Esquith on Why Great Teachers Are Leaving

In a Wall Street Journal piece, award-winning teacher and author Rafe Esquith says that expert teachers are leaving schools at an alarming rate. The central reason behind the exodus, he argues, is the loss of professional autonomy educators feel as a result of proliferating instructional mandates:

"The System" is now paying attention, but not the way we wanted. Instead of increasing resources, it's exerting more and more control, and preventing our best teachers from doing their jobs. All good teachers believe students have to be assessed, but the obsession with standardized testing has replaced real learning with the mistaken belief that a regurgitation of facts reflects scholarship and thinking. Teachers with enormous experience and much to offer are being forced to shelve valuable lessons because they interfere with a testing schedule designed by someone who could not teach a class of students on his best day. Drop into a break room and you'll hear good teachers muttering bitterly, "Those who can, teach, and those who can't, make rules for teachers."

RealTalkCover.jpg
For Esquith, however, hope remains in the unflappable teachers who "quietly rebel against the current trends of standardization and uniformity" and who continue to thrive on the basis of expertise and passion. "These heroes are needed by students more than ever," he writes.

I suppose a key question—relevant to both sides of the debate—is whether school systems can succeed on the backs of a scattering of heroes. ...

Esquith, incidentally, has a new book out called Real Talk for Real Teachers: Advice for Teachers From Rookies to Veterans: 'No Retreat, No Surrender'. And please keep your eye out for a special PD webinar we'll be hosting with Esquith this fall on thriving in the classroom. More info on that coming very soon.
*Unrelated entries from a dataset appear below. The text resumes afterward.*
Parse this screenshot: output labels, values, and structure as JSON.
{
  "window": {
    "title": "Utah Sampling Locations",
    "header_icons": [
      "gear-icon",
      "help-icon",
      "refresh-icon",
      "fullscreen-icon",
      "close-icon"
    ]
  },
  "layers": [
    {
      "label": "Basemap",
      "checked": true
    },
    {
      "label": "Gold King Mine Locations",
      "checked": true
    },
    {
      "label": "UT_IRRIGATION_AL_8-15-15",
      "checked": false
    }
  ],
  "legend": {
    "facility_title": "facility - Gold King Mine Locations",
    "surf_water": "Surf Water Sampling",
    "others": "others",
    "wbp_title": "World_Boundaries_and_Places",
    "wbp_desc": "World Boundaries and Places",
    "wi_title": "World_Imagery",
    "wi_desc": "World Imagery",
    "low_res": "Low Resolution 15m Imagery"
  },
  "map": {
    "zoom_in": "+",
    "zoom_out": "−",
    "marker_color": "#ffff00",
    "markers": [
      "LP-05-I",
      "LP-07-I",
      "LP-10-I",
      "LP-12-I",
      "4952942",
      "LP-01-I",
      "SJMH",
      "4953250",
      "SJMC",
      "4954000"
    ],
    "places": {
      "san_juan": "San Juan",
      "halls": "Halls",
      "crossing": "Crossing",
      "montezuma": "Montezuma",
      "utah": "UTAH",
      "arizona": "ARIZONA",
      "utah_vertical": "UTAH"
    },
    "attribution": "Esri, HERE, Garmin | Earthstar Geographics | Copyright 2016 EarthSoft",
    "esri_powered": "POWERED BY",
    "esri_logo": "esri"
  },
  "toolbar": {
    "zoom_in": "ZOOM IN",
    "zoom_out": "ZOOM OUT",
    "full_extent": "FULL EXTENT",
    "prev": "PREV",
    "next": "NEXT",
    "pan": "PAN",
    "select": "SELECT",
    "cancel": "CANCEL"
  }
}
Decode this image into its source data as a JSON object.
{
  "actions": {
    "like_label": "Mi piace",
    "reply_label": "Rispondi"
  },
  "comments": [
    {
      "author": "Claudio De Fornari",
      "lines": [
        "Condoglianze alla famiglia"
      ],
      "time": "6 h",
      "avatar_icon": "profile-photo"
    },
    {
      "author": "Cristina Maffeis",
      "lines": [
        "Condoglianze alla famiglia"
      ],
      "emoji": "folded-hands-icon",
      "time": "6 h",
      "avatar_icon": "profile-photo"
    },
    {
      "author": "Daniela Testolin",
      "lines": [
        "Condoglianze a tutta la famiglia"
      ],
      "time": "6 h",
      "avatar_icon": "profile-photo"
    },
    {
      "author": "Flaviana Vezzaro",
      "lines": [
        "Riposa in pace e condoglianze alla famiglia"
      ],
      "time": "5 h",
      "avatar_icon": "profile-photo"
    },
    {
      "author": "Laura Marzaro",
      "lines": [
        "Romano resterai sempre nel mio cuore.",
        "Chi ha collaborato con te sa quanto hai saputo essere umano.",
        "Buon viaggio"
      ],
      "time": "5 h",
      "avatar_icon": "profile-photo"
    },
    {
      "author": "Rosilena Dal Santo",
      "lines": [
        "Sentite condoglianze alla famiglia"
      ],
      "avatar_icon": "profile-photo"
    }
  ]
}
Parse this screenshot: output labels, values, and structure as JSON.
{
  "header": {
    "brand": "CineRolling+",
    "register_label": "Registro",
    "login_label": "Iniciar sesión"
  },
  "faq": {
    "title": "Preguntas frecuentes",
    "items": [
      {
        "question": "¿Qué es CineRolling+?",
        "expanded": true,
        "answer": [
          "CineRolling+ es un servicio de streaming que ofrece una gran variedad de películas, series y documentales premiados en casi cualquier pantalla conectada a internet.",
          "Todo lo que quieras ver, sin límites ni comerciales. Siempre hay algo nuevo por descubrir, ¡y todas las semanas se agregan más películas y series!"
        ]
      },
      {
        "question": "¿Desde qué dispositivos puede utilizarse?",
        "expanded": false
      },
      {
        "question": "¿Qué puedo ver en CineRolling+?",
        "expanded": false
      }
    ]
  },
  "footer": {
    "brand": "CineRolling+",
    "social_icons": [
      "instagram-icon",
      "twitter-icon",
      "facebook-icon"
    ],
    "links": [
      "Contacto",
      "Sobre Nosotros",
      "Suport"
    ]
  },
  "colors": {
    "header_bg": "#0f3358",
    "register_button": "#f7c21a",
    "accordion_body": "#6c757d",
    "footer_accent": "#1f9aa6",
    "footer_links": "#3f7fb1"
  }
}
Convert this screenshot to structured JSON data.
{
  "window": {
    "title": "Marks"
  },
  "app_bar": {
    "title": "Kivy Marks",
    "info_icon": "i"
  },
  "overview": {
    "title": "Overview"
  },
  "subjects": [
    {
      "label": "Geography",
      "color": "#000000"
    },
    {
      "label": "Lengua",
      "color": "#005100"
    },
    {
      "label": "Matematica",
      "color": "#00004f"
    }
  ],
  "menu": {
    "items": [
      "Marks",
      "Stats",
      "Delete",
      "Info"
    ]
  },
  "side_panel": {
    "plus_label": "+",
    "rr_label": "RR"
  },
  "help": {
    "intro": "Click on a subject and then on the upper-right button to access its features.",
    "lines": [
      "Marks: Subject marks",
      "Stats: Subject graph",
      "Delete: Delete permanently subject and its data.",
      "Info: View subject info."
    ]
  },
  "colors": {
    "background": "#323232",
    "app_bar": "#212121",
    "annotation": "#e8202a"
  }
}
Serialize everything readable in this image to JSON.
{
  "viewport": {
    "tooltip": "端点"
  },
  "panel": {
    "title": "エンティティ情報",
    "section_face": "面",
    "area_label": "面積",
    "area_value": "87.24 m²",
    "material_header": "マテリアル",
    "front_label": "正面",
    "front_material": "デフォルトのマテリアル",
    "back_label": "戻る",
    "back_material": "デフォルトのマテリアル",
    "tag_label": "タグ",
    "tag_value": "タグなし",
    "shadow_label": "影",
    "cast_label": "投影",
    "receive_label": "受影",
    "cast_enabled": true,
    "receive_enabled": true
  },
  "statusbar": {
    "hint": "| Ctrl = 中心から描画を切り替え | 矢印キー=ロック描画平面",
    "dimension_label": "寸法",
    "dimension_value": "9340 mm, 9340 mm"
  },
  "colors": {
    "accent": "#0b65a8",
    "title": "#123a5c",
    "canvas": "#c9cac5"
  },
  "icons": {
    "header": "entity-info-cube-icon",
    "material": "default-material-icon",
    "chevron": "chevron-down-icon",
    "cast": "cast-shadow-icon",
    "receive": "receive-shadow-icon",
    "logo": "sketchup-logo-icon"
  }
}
You must be logged in to leave a comment. Login | Register
Ground Rules for Posting
We encourage lively debate, but please be respectful of others. Profanity and personal attacks are prohibited. By commenting, you are agreeing to abide by our user agreement.
All comments are public.

Follow This Blog

Advertisement

Most Viewed On Teacher

Categories

Archives

Recent Comments